I vividly remember the first time I realized I was different. It was the end of summer and I was about to start Grade 4.
We had just moved to a small town and were going to an event at the community centre. When we walked through the doors, everyone in the hall turned at stared at us. It wasn’t the staring I remember so much – I was pretty young and didn’t even really notice, to be honest – but I do remember having a conversation with my mom later that day. I remember her saying that seeing us was going to be new for a lot of people. That there might be some stares when I went to school. That they might ask about my braids. That I looked different, but that it was okay. That she loved me and that I was beautiful.
Then when I was in high school, we moved to Edmonton. The first time I walked through the hallways at my new school on the south side, I was stunned at the diversity I saw. It was a mixture of everyone. I loved it. And I took so much away from talking to and learning with different people.
As much as we need to celebrate what makes us the same, I really think we also need to celebrate our unique cultures, experiences and creativity – because the things that make us different also make us beautiful.
– Sara, Bachelor of Commerce student and president of the African Caribbean Student Alliance

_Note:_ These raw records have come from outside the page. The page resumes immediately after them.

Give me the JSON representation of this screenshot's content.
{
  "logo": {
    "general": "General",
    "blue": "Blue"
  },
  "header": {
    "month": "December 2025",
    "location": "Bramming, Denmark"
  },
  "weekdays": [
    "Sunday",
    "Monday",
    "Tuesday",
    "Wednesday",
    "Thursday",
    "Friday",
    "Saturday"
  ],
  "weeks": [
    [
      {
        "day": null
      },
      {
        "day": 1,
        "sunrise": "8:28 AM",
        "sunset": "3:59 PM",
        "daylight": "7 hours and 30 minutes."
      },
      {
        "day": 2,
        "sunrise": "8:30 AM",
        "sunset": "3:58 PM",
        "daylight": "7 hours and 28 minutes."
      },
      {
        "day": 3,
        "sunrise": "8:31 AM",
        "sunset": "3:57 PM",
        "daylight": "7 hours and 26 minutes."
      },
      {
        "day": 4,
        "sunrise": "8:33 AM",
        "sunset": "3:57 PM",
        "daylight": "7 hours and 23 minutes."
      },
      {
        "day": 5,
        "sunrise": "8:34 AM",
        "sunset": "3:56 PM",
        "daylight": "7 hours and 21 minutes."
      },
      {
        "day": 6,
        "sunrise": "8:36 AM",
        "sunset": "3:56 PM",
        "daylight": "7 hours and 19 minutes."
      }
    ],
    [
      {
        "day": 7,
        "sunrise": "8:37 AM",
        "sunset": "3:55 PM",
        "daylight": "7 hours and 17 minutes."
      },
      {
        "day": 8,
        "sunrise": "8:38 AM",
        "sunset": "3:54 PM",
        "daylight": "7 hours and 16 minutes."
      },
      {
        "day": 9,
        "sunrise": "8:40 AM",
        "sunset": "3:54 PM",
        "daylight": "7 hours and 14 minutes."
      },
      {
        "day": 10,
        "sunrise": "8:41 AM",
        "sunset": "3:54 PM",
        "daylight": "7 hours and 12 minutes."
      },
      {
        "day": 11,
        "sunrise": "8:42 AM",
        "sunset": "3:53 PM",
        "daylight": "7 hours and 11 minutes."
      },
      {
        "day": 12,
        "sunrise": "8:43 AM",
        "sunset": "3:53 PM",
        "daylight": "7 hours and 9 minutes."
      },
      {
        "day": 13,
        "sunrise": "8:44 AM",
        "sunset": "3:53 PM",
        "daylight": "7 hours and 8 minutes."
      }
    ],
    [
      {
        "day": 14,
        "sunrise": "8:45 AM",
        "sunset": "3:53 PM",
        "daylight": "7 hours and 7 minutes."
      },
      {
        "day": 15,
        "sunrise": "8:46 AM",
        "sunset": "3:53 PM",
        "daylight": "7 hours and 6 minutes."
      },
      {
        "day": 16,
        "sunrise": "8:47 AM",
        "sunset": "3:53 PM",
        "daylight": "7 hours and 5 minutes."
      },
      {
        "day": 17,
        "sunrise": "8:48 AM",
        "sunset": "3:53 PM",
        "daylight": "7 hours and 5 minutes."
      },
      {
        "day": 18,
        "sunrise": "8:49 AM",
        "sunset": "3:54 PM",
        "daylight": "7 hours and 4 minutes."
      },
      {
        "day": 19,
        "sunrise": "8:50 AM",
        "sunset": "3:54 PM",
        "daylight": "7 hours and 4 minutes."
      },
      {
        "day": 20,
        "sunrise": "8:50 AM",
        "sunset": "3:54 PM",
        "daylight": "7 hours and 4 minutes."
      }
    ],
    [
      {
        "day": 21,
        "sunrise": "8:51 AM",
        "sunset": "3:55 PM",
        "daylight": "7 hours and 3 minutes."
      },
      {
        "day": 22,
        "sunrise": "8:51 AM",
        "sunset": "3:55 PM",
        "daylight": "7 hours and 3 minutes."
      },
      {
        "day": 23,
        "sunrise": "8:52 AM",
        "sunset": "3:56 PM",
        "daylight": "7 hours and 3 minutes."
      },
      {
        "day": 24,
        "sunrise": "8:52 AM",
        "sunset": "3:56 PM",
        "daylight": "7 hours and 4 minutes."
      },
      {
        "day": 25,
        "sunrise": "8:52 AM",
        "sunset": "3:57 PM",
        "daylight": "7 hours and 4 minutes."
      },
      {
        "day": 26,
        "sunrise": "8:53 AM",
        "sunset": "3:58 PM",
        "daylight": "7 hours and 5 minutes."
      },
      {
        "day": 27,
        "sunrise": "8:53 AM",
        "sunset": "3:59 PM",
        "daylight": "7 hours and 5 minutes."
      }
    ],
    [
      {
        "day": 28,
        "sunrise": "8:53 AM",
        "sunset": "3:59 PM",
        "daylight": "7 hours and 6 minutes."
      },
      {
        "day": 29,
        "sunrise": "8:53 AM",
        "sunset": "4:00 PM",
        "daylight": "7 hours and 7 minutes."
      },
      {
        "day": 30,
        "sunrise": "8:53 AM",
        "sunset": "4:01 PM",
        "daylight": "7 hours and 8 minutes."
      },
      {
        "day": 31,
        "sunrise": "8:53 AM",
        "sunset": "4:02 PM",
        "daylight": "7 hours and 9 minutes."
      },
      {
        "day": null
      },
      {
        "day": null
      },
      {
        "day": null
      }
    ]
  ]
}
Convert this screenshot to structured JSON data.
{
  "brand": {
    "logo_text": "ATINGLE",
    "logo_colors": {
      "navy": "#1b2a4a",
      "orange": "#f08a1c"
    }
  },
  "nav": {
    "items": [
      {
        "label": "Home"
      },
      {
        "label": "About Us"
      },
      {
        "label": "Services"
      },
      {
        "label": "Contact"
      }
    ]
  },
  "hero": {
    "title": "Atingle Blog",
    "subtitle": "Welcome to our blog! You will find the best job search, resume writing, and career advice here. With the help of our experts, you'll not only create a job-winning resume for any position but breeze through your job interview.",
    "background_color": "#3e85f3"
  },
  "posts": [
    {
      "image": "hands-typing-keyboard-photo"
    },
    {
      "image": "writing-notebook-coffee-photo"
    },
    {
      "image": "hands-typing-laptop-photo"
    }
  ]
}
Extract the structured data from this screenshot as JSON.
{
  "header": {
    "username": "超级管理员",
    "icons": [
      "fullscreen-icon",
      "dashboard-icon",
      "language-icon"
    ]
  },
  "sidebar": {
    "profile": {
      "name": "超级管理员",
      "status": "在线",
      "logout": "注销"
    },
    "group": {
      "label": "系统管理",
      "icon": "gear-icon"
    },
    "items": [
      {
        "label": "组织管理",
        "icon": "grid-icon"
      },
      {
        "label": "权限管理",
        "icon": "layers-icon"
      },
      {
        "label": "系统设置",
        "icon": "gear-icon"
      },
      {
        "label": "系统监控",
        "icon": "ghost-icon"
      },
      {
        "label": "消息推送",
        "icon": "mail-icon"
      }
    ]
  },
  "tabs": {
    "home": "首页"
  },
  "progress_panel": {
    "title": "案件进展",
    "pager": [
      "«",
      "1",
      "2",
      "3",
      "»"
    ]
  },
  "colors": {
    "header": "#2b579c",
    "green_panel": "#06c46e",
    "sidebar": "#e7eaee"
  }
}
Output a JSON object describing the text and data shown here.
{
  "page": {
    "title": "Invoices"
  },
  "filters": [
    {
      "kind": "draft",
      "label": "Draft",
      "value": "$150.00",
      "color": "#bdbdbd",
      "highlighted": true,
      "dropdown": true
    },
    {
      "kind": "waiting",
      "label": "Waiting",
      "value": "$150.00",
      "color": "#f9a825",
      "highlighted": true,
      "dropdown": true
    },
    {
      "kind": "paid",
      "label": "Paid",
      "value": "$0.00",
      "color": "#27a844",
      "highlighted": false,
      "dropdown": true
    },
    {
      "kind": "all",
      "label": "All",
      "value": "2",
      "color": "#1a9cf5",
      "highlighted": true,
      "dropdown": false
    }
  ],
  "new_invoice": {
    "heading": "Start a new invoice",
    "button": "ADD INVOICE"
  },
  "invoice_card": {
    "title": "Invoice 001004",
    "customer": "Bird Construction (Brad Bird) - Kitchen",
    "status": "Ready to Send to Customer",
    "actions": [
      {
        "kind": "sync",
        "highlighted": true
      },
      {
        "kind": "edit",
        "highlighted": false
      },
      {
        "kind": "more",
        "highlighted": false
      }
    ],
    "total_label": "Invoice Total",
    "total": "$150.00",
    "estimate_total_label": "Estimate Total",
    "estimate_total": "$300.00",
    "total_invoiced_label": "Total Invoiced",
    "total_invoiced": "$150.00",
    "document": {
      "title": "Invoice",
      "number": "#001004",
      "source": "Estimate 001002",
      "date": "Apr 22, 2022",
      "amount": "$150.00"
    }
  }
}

We acknowledge that the land on which we gather in Treaty Six Territory is the traditional gathering place for many Indigenous people. We honour and respect the history, languages, ceremonies and culture of the First Nations, Métis and Inuit who call this territory home.